» Excerpts from a dataset
---
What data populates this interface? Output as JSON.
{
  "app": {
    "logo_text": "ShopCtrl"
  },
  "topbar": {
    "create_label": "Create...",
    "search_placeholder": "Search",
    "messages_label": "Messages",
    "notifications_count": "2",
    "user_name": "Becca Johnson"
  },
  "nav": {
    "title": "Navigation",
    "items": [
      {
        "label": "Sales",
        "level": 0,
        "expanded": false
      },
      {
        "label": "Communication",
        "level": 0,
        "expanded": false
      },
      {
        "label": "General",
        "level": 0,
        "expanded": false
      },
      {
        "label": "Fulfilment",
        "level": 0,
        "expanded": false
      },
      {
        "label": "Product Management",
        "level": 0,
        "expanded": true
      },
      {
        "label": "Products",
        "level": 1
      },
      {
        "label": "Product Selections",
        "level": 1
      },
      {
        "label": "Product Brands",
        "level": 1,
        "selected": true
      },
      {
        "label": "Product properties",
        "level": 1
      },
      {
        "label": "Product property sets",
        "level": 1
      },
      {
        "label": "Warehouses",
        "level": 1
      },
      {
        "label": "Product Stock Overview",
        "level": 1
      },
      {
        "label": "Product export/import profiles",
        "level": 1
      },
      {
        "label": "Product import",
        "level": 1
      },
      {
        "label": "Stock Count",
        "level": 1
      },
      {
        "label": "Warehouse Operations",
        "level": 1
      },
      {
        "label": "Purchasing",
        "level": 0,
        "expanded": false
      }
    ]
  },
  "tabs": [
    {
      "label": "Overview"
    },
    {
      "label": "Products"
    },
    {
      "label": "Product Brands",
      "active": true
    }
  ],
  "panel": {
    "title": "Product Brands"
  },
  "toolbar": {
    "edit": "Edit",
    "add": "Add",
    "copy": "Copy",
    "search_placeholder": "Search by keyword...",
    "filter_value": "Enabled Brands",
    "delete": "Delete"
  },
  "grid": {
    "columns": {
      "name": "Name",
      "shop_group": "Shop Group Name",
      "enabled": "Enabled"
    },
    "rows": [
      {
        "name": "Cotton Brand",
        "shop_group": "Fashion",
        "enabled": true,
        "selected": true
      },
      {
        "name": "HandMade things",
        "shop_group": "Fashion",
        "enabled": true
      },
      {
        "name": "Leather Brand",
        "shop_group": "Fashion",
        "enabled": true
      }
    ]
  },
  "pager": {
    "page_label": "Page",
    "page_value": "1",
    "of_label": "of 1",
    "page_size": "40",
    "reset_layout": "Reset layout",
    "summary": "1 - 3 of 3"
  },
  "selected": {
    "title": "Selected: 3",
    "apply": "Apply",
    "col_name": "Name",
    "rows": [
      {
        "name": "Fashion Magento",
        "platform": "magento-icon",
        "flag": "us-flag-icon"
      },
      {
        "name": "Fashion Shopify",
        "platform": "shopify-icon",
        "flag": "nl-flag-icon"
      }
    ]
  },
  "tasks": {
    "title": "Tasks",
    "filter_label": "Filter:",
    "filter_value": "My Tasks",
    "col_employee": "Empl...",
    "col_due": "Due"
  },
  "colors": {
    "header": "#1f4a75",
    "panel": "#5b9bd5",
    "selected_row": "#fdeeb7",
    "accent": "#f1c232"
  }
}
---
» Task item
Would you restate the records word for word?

» Response to this exercise
What data populates this interface? Output as JSON.
{
  "app": {
    "logo_text": "ShopCtrl"
  },
  "topbar": {
    "create_label": "Create...",
    "search_placeholder": "Search",
    "messages_label": "Messages",
    "notifications_count": "2",
    "user_name": "Becca Johnson"
  },
  "nav": {
    "title": "Navigation",
    "items": [
      {
        "label": "Sales",
        "level": 0,
        "expanded": false
      },
      {
        "label": "Communication",
        "level": 0,
        "expanded": false
      },
      {
        "label": "General",
        "level": 0,
        "expanded": false
      },
      {
        "label": "Fulfilment",
        "level": 0,
        "expanded": false
      },
      {
        "label": "Product Management",
        "level": 0,
        "expanded": true
      },
      {
        "label": "Products",
        "level": 1
      },
      {
        "label": "Product Selections",
        "level": 1
      },
      {
        "label": "Product Brands",
        "level": 1,
        "selected": true
      },
      {
        "label": "Product properties",
        "level": 1
      },
      {
        "label": "Product property sets",
        "level": 1
      },
      {
        "label": "Warehouses",
        "level": 1
      },
      {
        "label": "Product Stock Overview",
        "level": 1
      },
      {
        "label": "Product export/import profiles",
        "level": 1
      },
      {
        "label": "Product import",
        "level": 1
      },
      {
        "label": "Stock Count",
        "level": 1
      },
      {
        "label": "Warehouse Operations",
        "level": 1
      },
      {
        "label": "Purchasing",
        "level": 0,
        "expanded": false
      }
    ]
  },
  "tabs": [
    {
      "label": "Overview"
    },
    {
      "label": "Products"
    },
    {
      "label": "Product Brands",
      "active": true
    }
  ],
  "panel": {
    "title": "Product Brands"
  },
  "toolbar": {
    "edit": "Edit",
    "add": "Add",
    "copy": "Copy",
    "search_placeholder": "Search by keyword...",
    "filter_value": "Enabled Brands",
    "delete": "Delete"
  },
  "grid": {
    "columns": {
      "name": "Name",
      "shop_group": "Shop Group Name",
      "enabled": "Enabled"
    },
    "rows": [
      {
        "name": "Cotton Brand",
        "shop_group": "Fashion",
        "enabled": true,
        "selected": true
      },
      {
        "name": "HandMade things",
        "shop_group": "Fashion",
        "enabled": true
      },
      {
        "name": "Leather Brand",
        "shop_group": "Fashion",
        "enabled": true
      }
    ]
  },
  "pager": {
    "page_label": "Page",
    "page_value": "1",
    "of_label": "of 1",
    "page_size": "40",
    "reset_layout": "Reset layout",
    "summary": "1 - 3 of 3"
  },
  "selected": {
    "title": "Selected: 3",
    "apply": "Apply",
    "col_name": "Name",
    "rows": [
      {
        "name": "Fashion Magento",
        "platform": "magento-icon",
        "flag": "us-flag-icon"
      },
      {
        "name": "Fashion Shopify",
        "platform": "shopify-icon",
        "flag": "nl-flag-icon"
      }
    ]
  },
  "tasks": {
    "title": "Tasks",
    "filter_label": "Filter:",
    "filter_value": "My Tasks",
    "col_employee": "Empl...",
    "col_due": "Due"
  },
  "colors": {
    "header": "#1f4a75",
    "panel": "#5b9bd5",
    "selected_row": "#fdeeb7",
    "accent": "#f1c232"
  }
}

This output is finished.